BEIRUT // Syria’s main opposition group has said it will attend peace talks starting on Monday but accused the government of Bashar Al Assad of preparing to escalate the war.
The UN-brokered talks, which coincide with the fifth anniversary of the conflict, will take place in Geneva two weeks after the start of a ceasefire agreement that has reduced violence although not halted the fighting.
The High Negotiations Committee said it would attend as part of its “commitment to international efforts to stop the spilling of Syrian blood and find a political solution”.
But its statement on Friday played down any chance of reaching agreement with the Syrian government to end the war that has killed more than 250,000 people and led to a refugee crisis in the Middle East and Europe.
Russia said it expected its ally Syria to attend, although Damascus has yet to publicly confirm it will do so. The Syrian foreign minister is expected to announce his government’s position on the talks on Saturday.
Meanwhile, the US secretary of state John Kerry arrived in Saudi Arabia on Friday for discussions with Saudi leaders. After talks with King Salman, Mr Kerry went into a meeting with Saudi crown prince Mohammed bin Nayef, defence minister Mohammed bin Salman and foreign minister Adel Al Jubeir, saying “I think we have to talk about Syria” before journalists were asked to leave the venue. Both Washington and Saudi Arabia support groups in the Syrian opposition.

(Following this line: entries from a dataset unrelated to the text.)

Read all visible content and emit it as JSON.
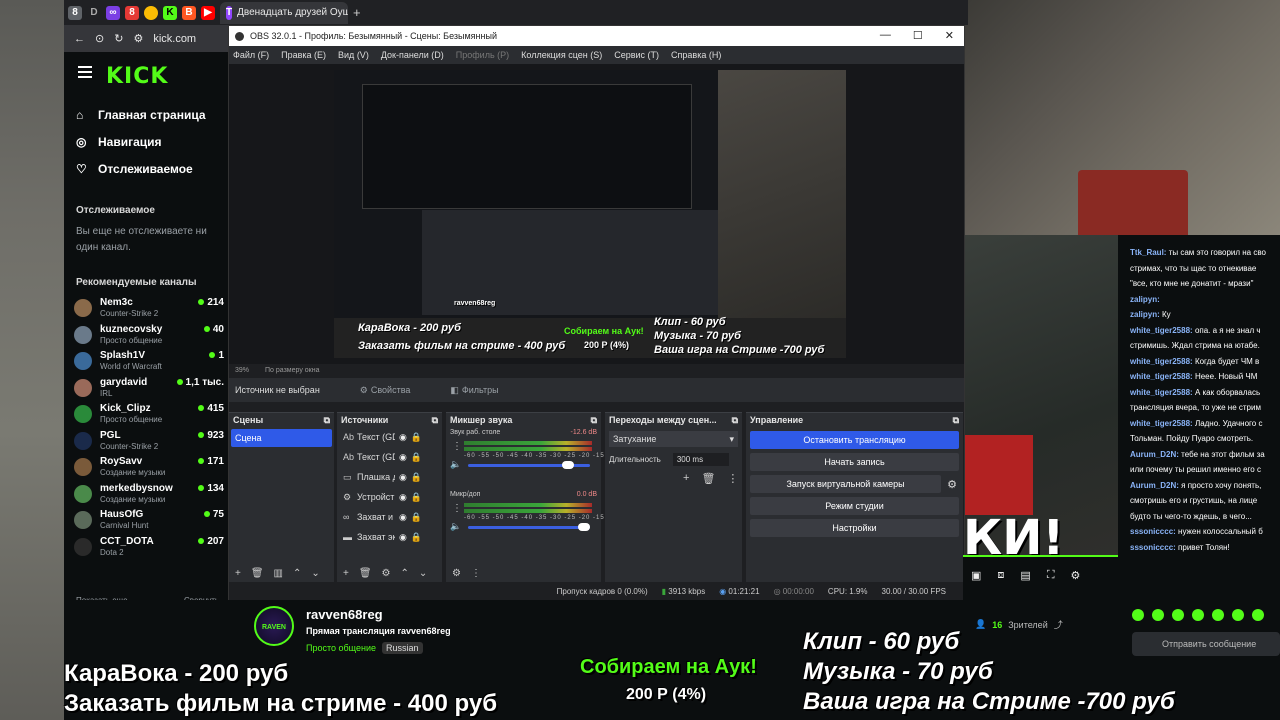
{
  "browser": {
    "active_tab_title": "Двенадцать друзей Оуш",
    "url": "kick.com"
  },
  "kick": {
    "logo": "KICK",
    "nav": [
      {
        "label": "Главная страница",
        "icon": "home-icon"
      },
      {
        "label": "Навигация",
        "icon": "compass-icon"
      },
      {
        "label": "Отслеживаемое",
        "icon": "heart-icon"
      }
    ],
    "following_title": "Отслеживаемое",
    "following_empty": "Вы еще не отслеживаете ни один канал.",
    "recommended_title": "Рекомендуемые каналы",
    "channels": [
      {
        "name": "Nem3c",
        "category": "Counter-Strike 2",
        "viewers": "214",
        "color": "#8a6a4a"
      },
      {
        "name": "kuznecovsky",
        "category": "Просто общение",
        "viewers": "40",
        "color": "#6a7a8a"
      },
      {
        "name": "Splash1V",
        "category": "World of Warcraft",
        "viewers": "1",
        "color": "#3a6a9a"
      },
      {
        "name": "garydavid",
        "category": "IRL",
        "viewers": "1,1 тыс.",
        "color": "#9a6a5a"
      },
      {
        "name": "Kick_Clipz",
        "category": "Просто общение",
        "viewers": "415",
        "color": "#2a8a3a"
      },
      {
        "name": "PGL",
        "category": "Counter-Strike 2",
        "viewers": "923",
        "color": "#1a2a4a"
      },
      {
        "name": "RoySavv",
        "category": "Создание музыки",
        "viewers": "171",
        "color": "#7a5a3a"
      },
      {
        "name": "merkedbysnow",
        "category": "Создание музыки",
        "viewers": "134",
        "color": "#4a8a4a"
      },
      {
        "name": "HausOfG",
        "category": "Carnival Hunt",
        "viewers": "75",
        "color": "#5a6a5a"
      },
      {
        "name": "CCT_DOTA",
        "category": "Dota 2",
        "viewers": "207",
        "color": "#2a2a2a"
      }
    ],
    "show_more": "Показать еще",
    "collapse": "Свернуть"
  },
  "obs": {
    "title": "OBS 32.0.1 - Профиль: Безымянный - Сцены: Безымянный",
    "menu": [
      "Файл (F)",
      "Правка (E)",
      "Вид (V)",
      "Док-панели (D)",
      "Профиль (P)",
      "Коллекция сцен (S)",
      "Сервис (T)",
      "Справка (H)"
    ],
    "zoom": "39%",
    "zoom_mode": "По размеру окна",
    "source_none": "Источник не выбран",
    "properties": "Свойства",
    "filters": "Фильтры",
    "docks": {
      "scenes": "Сцены",
      "sources": "Источники",
      "mixer": "Микшер звука",
      "transitions": "Переходы между сцен...",
      "controls": "Управление"
    },
    "scenes": [
      "Сцена"
    ],
    "sources": [
      {
        "name": "Текст (GD",
        "icon": "text-icon"
      },
      {
        "name": "Текст (GD",
        "icon": "text-icon"
      },
      {
        "name": "Плашка д",
        "icon": "image-icon"
      },
      {
        "name": "Устройст",
        "icon": "device-icon"
      },
      {
        "name": "Захват и",
        "icon": "capture-icon"
      },
      {
        "name": "Захват эк",
        "icon": "screen-icon"
      }
    ],
    "mixer": [
      {
        "name": "Звук раб. столе",
        "db": "-12.6 dB",
        "level": 0.85
      },
      {
        "name": "Микр/доп",
        "db": "0.0 dB",
        "level": 1.0
      }
    ],
    "meter_scale": "-60 -55 -50 -45 -40 -35 -30 -25 -20 -15 -10 -5 0",
    "transition": "Затухание",
    "duration_label": "Длительность",
    "duration_value": "300 ms",
    "controls": [
      "Остановить трансляцию",
      "Начать запись",
      "Запуск виртуальной камеры",
      "Режим студии",
      "Настройки"
    ],
    "status": {
      "dropped": "Пропуск кадров 0 (0.0%)",
      "kbps": "3913 kbps",
      "live_time": "01:21:21",
      "rec_time": "00:00:00",
      "cpu": "CPU: 1.9%",
      "fps": "30.00 / 30.00 FPS"
    },
    "preview_overlays": {
      "karaoke": "КараВока - 200 руб",
      "film": "Заказать фильм на стриме - 400 руб",
      "auction": "Собираем на Аук!",
      "auction_sum": "200 Р (4%)",
      "clip": "Клип - 60 руб",
      "music": "Музыка - 70 руб",
      "game": "Ваша игра на Стриме -700 руб",
      "mini_name": "ravven68reg"
    }
  },
  "stream": {
    "avatar_text": "RAVEN",
    "channel": "ravven68reg",
    "title": "Прямая трансляция ravven68reg",
    "category": "Просто общение",
    "language": "Russian",
    "overlay_karaoke": "КараВока - 200 руб",
    "overlay_film": "Заказать фильм на стриме - 400 руб",
    "overlay_auction": "Собираем на Аук!",
    "overlay_auction_sum": "200 Р (4%)",
    "overlay_clip": "Клип - 60 руб",
    "overlay_music": "Музыка - 70 руб",
    "overlay_game": "Ваша игра на Стриме -700 руб",
    "cam_text": "КИ!"
  },
  "chat": {
    "messages": [
      {
        "user": "Ttk_Raul:",
        "text": "ты сам это говорил на сво"
      },
      {
        "user": "",
        "text": "стримах, что ты щас то отнекивае"
      },
      {
        "user": "",
        "text": "\"все, кто мне не донатит - мрази\""
      },
      {
        "user": "zalipyn:",
        "text": ""
      },
      {
        "user": "zalipyn:",
        "text": "Ку"
      },
      {
        "user": "white_tiger2588:",
        "text": "опа. а я не знал ч"
      },
      {
        "user": "",
        "text": "стримишь. Ждал стрима на ютабе."
      },
      {
        "user": "white_tiger2588:",
        "text": "Когда будет ЧМ в"
      },
      {
        "user": "white_tiger2588:",
        "text": "Нееe. Новый ЧМ"
      },
      {
        "user": "white_tiger2588:",
        "text": "А как оборвалась"
      },
      {
        "user": "",
        "text": "трансляция вчера, то уже не стрим"
      },
      {
        "user": "white_tiger2588:",
        "text": "Ладно. Удачного с"
      },
      {
        "user": "",
        "text": "Тольман. Пойду Пуаро смотреть."
      },
      {
        "user": "Aurum_D2N:",
        "text": "тебе на этот фильм за"
      },
      {
        "user": "",
        "text": "или почему ты решил именно его с"
      },
      {
        "user": "Aurum_D2N:",
        "text": "я просто хочу понять,"
      },
      {
        "user": "",
        "text": "смотришь его и грустишь, на лице"
      },
      {
        "user": "",
        "text": "будто ты чего-то ждешь, в чего..."
      },
      {
        "user": "sssonicccc:",
        "text": "нужен колоссальный б"
      },
      {
        "user": "sssonicccc:",
        "text": "привет Толян!"
      }
    ],
    "viewers": "16",
    "viewers_label": "Зрителей",
    "send_placeholder": "Отправить сообщение"
  },
  "colors": {
    "kick_green": "#53fc18",
    "obs_blue": "#2f5ae8"
  }
}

Peace talks convened two years ago collapsed because the sides were unable to agree an agenda: Damascus wanted a focus on fighting terrorism, the term it uses for the rebellion, while the opposition wanted to discuss a transitional government.
The latest talks are intended to focus on future political arrangements in Syria, a new constitution and elections, UN envoy Staffan de Mistura said.
The opposition HNC said it wanted the talks to concentrate on the establishment of an interim governing body with full executive powers.
HNC coordinator Riad Hijab said the group was “concerned with representing the just cause of the Syrian people ... and investing in all available chances to alleviate the Syrian people’s suffering”.
“We know that they [the government] are committing crimes, and that they are preparing an air and ground escalation in the coming period,” he said, without elaborating.
A prominent Syrian dissident, Haytham Manna, said he would stay away from the talks, which he regarded as a “failing project”.
Mr Manna, whose Syrian Democratic Council includes Kurdish members, boycotted the last round of talks because the Kurds were not invited.
Russian foreign minister Sergei Lavrov said however that Mr de Mistura should this time include representatives of Kurdish groups, which have been fighting in Syria against the extremist group ISIL.
The Kurds have not been invited so far because regional power Turkey does not want them in Geneva and says they are terrorists. Russia says they are a legitimate part of a future Syria, so they must be at the table.
There has been speculation that they will be included in the coming round. Mr de Mistura says he has not expanded the list of invitees, but the talks’ format gives him flexibility to consult whomever he wants.
A plan agreed by world powers last year called for six months of negotiations followed by a transitional government, a new constitution and elections within 18 months.
However, Mr Al Assad’s regime announced last month that it would hold parliamentary elections on April 13 instead, drawing criticism.
On Friday, Mr de Mistura said first day of negotiations would start the countdown to both presidential and parliamentary elections in Syria under UN observation.
“New elections ... should be held 18 months from the start of talks, that is from March 14,” he told Russia’s RIA Novosti state news agency.
That would mean elections around mid-September 2017.
The current “cessation of hostilities” agreement, which came into force on February 27, does not include the two main extremist groups, ISIL and Jabhat Al Nusra, Al Qaeda’s Syrian affiliate, and the areas they control. However, there have been regular reports of violations in others areas.
Government air strikes killed at least five civilians and wounded 10 others in the rebel-held Salhin neighbourhood of Aleppo city on Friday, the Syrian Observatory for Human Rights said, describing it as “the most serious violation in the city since the truce came into effect”.
* Reuters and Agence France-Presse